- Final Reflective Paper as represented through multi modalities which integrate the readings, research, dialogue, lectures and ceremony (Mark 40%)
- Burrows, John, (2016) Freedom and Indigenous Constitutionalism (Univ. of Toronto Press)
- Cajete, Greg, (2015) Indigenous Community: Rekindling the Teachings of the Seventh Fire (Living Justice Press)
- Davis, Wade (2009). The Wayfinders: Why Ancient Wisdom Matters in a Modern World (House of Anansi)
- Kinew, Wab (2015). The Reason you Walk (Penguin Canada)
- Ross, Rupert (2015) Indigenous Healing: Exploring Traditional Paths(Penguin Canada)
- Hesebe-Ludt, E., Chambers, C., & Leggo, C. (2009). Life writing and literary métissage as an ethos for our times. (Peter Lang)
- Clarkson, Adrienne (2014). Belonging: The Paradox of Citizenship. (Massey Lecture)
- Hogan, Linda (2001). Dwellings. New York: Norton & Company.
- King, Thomas (2013). The Inconvenient Indian: A Curious Account of Native People in North America. Penguin Random House.
- King, Thomas (2003). Truth about Story: A Native Narrative. (Massey Lecture)
- Llewellen, J. & Philpott, D. (2014). Restorative Justice, Reconciliation and Peacebuilding. Oxford University Press
- Saul, John Ralston (2014). The Comeback. Penguin Random House.
- Wagamese, Richard. (2012). Indian Horse. Vancouver, BC: Douglas & McIntyre.
- Williams, Terry Tempest. (2009). Finding Beauty in a Broken World.
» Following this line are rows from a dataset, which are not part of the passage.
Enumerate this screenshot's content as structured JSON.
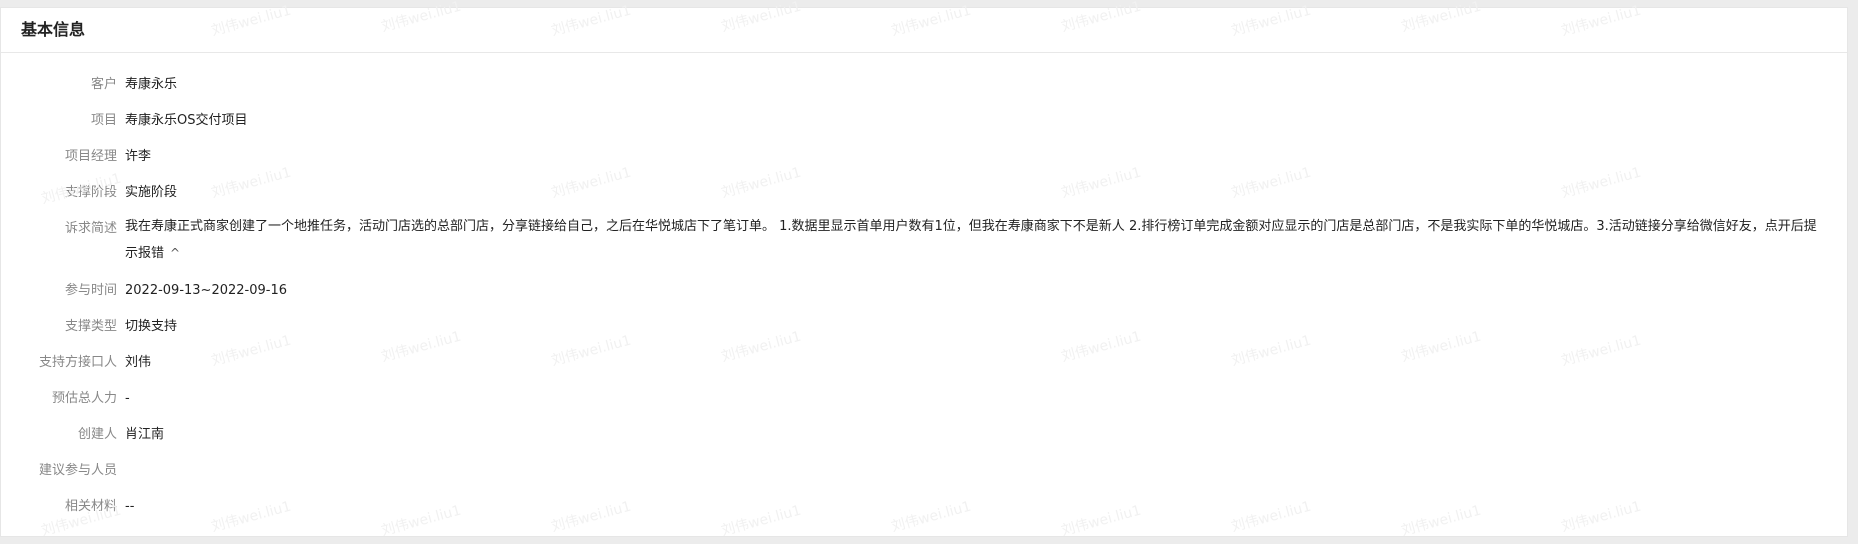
{
  "header": {
    "title": "基本信息"
  },
  "watermark": "刘伟wei.liu1",
  "fields": [
    {
      "label": "客户",
      "value": "寿康永乐"
    },
    {
      "label": "项目",
      "value": "寿康永乐OS交付项目"
    },
    {
      "label": "项目经理",
      "value": "许李"
    },
    {
      "label": "支撑阶段",
      "value": "实施阶段"
    },
    {
      "label": "诉求简述",
      "value": "我在寿康正式商家创建了一个地推任务，活动门店选的总部门店，分享链接给自己，之后在华悦城店下了笔订单。 1.数据里显示首单用户数有1位，但我在寿康商家下不是新人 2.排行榜订单完成金额对应显示的门店是总部门店，不是我实际下单的华悦城店。3.活动链接分享给微信好友，点开后提示报错",
      "toggle": "^"
    },
    {
      "label": "参与时间",
      "value": "2022-09-13~2022-09-16"
    },
    {
      "label": "支撑类型",
      "value": "切换支持"
    },
    {
      "label": "支持方接口人",
      "value": "刘伟"
    },
    {
      "label": "预估总人力",
      "value": "-"
    },
    {
      "label": "创建人",
      "value": "肖江南"
    },
    {
      "label": "建议参与人员",
      "value": ""
    },
    {
      "label": "相关材料",
      "value": "--"
    }
  ]
}
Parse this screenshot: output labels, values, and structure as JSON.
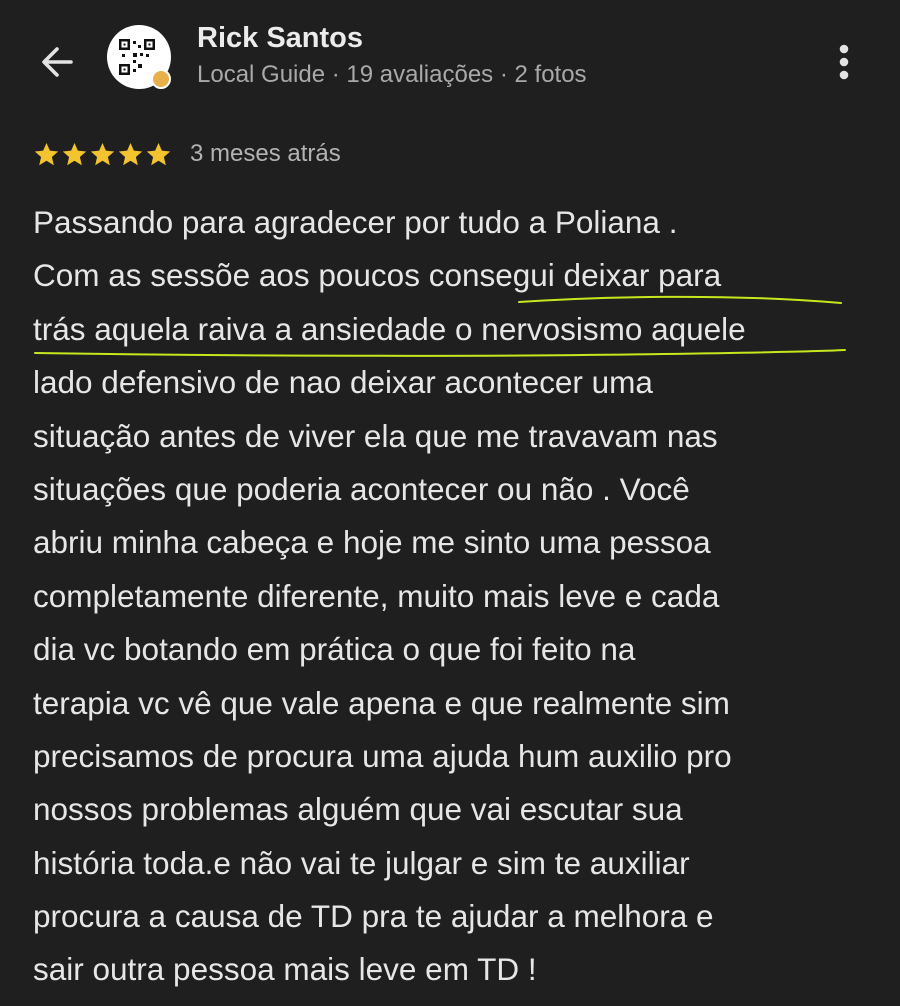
{
  "header": {
    "back_icon": "arrow-left-icon",
    "avatar_icon": "qr-code-icon",
    "user_name": "Rick Santos",
    "user_meta": "Local Guide · 19 avaliações · 2 fotos",
    "more_icon": "more-vert-icon"
  },
  "review": {
    "rating": 5,
    "rating_max": 5,
    "star_color": "#f4c430",
    "date": "3 meses atrás",
    "highlight_color": "#c8e61e",
    "lines": [
      "Passando para agradecer por tudo a Poliana .",
      "Com as sessõe aos poucos consegui deixar para",
      "trás aquela raiva a ansiedade o nervosismo aquele",
      "lado defensivo de nao deixar acontecer uma",
      "situação antes de viver ela que me travavam nas",
      "situações que poderia acontecer ou não . Você",
      "abriu minha cabeça e hoje me sinto uma pessoa",
      "completamente diferente, muito mais leve e cada",
      "dia vc botando em prática o que foi feito na",
      "terapia vc vê que vale apena e que realmente sim",
      "precisamos de procura uma ajuda hum auxilio pro",
      "nossos problemas alguém que vai escutar sua",
      "história toda.e não vai te julgar e sim te auxiliar",
      "procura a causa de TD pra te ajudar a melhora e",
      "sair outra pessoa mais leve em TD !"
    ]
  }
}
New York, NY: Vintage Books.
Applications for the Colloquium course will be accepted until all class spots are taken. Application forms will be available shortly.